According to Sergei Pavlovich, one of the Russian-speaking world’s most notorious hackers, “it is easier to hack an electoral system than eBay or Citibank”. The Belarusian cyber-criminal known as Policedog online started hacking early on, and by the age of 20 he says he was earning $100,000 a month as a “carder”, turning stolen credit card information into cash. By the early 2000s he was one of the leading figures in the Russian and Eastern European cyber-underworld. In an exclusive interview Pavlovich, now 33 and with a 10-year jail term behind him, gives a rare insight into a community that has been accused of carrying out aggressive cyber-activity on behalf of the Kremlin. Allegations that the Russian government deliberately hacked Democratic party emails to try to steer Donald Trump to victory in the US presidential election have been rebutted by the now president and denounced as “baseless” and “amateurish” by the Kremlin.

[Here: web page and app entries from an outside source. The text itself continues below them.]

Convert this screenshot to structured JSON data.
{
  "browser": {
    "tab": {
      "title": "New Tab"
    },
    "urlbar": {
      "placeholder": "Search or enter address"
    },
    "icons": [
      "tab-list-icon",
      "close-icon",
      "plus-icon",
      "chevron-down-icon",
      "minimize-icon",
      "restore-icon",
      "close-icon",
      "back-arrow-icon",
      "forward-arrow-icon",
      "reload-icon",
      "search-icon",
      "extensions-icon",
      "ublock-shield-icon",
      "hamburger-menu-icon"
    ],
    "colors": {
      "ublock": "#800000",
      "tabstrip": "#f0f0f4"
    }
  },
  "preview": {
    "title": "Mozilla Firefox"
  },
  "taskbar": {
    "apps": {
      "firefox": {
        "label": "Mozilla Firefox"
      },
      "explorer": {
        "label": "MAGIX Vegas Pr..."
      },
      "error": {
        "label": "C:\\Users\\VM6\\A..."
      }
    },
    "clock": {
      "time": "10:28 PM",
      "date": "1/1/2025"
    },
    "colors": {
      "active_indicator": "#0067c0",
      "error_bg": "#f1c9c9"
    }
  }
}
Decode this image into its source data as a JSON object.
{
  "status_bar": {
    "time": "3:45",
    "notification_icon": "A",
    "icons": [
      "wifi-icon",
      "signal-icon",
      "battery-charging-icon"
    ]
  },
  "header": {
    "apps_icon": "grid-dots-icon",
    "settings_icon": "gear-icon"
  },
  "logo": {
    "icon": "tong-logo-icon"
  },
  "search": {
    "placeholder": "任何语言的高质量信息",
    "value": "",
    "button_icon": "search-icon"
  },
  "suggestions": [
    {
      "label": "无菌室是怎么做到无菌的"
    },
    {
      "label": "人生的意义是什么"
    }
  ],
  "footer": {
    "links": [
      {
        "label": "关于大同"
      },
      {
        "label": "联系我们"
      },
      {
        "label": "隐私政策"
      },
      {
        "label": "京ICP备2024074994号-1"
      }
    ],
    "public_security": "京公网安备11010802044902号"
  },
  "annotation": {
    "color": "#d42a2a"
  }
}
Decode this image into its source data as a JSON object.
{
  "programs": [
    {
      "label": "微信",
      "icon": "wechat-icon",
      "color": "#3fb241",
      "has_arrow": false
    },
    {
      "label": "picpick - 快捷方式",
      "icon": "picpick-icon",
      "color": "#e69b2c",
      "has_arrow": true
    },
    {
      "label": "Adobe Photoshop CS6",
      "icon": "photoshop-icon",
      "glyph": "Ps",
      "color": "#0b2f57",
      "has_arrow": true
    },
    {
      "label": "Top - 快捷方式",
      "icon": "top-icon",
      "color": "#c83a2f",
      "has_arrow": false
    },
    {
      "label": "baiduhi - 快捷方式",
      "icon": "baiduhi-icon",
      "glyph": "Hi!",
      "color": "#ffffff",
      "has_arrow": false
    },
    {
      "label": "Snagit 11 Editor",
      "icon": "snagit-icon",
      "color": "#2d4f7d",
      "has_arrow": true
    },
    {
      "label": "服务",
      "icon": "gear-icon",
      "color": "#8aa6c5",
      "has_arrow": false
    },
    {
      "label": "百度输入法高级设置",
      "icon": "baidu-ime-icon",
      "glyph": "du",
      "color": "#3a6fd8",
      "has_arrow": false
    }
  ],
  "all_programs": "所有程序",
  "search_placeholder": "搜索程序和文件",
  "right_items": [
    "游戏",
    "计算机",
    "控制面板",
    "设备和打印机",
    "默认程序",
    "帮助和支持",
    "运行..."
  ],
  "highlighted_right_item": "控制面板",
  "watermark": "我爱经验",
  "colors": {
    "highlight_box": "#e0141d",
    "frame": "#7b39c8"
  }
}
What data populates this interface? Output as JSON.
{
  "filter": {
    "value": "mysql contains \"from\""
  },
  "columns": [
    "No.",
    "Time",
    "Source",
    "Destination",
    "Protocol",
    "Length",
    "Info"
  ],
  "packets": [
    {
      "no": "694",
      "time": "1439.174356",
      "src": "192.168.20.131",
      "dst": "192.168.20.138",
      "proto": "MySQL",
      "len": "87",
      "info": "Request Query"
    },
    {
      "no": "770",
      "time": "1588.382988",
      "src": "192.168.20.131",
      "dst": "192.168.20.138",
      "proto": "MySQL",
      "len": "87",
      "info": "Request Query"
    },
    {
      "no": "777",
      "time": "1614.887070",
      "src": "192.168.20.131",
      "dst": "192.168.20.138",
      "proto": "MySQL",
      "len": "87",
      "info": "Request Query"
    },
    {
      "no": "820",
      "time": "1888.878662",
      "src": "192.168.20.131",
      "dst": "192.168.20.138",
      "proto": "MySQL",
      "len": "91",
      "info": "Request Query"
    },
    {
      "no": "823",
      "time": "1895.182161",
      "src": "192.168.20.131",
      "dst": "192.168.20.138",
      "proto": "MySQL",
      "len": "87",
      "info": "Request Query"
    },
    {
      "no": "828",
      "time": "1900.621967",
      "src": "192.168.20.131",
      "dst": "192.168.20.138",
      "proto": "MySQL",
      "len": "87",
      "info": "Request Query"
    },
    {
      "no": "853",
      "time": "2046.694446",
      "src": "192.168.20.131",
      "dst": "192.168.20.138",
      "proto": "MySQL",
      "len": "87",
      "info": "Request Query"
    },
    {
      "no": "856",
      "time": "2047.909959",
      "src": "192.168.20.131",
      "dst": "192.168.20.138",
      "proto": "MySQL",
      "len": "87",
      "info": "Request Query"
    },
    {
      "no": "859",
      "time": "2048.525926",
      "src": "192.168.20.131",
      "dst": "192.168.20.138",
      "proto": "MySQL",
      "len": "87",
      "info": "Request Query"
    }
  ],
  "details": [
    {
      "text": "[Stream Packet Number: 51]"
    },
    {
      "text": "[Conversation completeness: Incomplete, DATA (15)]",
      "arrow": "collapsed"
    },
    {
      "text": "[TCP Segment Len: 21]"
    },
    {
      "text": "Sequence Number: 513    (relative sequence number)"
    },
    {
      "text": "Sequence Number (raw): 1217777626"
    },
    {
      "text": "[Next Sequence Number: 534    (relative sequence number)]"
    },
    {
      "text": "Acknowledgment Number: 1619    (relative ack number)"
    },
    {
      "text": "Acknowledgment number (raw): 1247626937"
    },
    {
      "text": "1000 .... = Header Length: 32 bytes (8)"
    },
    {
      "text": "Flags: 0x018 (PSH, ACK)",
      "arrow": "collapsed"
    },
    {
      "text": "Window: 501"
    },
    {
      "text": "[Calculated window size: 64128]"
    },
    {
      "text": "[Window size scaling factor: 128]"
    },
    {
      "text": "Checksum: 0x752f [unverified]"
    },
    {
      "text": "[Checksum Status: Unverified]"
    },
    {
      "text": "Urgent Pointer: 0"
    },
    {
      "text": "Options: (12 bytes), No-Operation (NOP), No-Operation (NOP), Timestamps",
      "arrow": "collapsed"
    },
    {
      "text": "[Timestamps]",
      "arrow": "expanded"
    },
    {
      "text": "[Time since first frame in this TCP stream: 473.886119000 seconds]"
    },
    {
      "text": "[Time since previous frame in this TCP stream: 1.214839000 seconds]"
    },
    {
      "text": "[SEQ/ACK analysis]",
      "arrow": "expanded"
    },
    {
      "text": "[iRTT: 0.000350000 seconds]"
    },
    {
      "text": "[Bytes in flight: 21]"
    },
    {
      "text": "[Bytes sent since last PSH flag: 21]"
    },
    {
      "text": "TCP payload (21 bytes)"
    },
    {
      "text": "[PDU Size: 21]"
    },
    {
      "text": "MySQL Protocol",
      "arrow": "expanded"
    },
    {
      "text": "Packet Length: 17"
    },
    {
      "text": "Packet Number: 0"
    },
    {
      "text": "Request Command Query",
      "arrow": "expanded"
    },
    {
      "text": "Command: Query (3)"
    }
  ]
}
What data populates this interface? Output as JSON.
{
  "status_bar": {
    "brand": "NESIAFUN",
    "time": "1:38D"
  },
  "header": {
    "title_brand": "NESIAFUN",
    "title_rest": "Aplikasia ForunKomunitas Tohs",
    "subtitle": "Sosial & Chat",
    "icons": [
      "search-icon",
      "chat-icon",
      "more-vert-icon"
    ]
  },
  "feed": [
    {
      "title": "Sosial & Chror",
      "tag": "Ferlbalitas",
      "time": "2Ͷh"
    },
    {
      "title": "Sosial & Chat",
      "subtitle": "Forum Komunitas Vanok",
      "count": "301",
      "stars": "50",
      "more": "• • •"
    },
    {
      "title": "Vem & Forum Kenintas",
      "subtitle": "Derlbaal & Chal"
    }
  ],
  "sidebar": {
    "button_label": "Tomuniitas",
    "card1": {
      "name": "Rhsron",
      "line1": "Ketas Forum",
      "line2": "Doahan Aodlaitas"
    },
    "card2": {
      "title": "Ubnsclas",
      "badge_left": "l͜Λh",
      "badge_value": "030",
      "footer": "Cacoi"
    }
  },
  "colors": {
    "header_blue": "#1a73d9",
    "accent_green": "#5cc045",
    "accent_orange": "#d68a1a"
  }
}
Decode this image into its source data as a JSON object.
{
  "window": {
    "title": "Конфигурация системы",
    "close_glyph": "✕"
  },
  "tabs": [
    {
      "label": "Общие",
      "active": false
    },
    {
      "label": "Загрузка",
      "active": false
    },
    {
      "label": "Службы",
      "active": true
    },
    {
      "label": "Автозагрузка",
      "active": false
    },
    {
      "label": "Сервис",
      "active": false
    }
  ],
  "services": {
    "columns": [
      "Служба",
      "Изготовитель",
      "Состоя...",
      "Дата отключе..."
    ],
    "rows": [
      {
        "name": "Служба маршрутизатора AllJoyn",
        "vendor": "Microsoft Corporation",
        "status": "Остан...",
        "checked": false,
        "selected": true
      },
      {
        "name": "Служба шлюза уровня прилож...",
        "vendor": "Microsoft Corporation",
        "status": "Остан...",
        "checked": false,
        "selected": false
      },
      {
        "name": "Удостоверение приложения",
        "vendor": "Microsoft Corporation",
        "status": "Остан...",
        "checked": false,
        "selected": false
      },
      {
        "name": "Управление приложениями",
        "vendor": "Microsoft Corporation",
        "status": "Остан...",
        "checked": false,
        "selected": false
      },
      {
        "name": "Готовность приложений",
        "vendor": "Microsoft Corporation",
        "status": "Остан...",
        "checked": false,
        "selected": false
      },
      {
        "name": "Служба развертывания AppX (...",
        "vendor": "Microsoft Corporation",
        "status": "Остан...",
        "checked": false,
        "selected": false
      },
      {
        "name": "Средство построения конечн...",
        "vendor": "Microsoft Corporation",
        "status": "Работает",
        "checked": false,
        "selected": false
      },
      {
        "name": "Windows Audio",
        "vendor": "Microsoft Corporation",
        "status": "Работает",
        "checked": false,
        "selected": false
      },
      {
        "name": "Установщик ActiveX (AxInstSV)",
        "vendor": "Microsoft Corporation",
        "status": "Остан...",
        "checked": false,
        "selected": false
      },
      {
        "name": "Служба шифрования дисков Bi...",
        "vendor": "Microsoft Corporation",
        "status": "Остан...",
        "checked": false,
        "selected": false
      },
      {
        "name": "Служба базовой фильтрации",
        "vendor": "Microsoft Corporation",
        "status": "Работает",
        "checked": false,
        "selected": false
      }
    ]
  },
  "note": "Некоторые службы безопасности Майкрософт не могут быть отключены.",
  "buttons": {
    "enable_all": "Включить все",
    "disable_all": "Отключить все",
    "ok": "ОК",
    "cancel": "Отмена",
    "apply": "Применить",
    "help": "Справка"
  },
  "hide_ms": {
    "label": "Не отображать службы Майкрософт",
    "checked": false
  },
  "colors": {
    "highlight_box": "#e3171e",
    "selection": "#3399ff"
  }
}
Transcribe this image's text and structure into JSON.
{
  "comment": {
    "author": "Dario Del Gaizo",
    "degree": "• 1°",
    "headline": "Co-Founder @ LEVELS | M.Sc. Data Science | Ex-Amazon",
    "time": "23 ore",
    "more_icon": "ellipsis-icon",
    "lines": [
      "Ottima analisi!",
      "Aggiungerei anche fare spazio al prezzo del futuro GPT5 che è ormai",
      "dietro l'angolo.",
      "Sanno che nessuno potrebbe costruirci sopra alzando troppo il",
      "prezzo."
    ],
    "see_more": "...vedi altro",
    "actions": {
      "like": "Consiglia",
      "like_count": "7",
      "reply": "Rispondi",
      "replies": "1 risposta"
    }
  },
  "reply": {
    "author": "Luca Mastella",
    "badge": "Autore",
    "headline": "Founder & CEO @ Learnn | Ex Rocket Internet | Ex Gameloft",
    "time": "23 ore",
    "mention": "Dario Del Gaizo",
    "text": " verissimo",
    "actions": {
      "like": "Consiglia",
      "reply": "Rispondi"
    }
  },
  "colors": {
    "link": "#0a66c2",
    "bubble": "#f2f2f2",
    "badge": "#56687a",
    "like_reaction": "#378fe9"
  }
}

While Pavlovich says he won’t comment directly on the US election hacking allegations he does say it is getting easier to access government organisations across the world thanks to the help of new apps being developed every day.
That is coupled with the fact that “everything that is created by a human can be destroyed. You can create the most perfect system of computer protection but wrongdoers will ring the administrator and, using some excuse, get the admin password out of them.” This exercise is made easier by the fact that people often use identical passwords for all of their accounts, he adds.
According to Pavlovich “the hardest things to hack are commercial banks, online payment systems, processing centres, ATM machine networks, dumps with pins and large commercial portals like eBay”, because they can afford to hire more qualified specialists to keep their systems secure.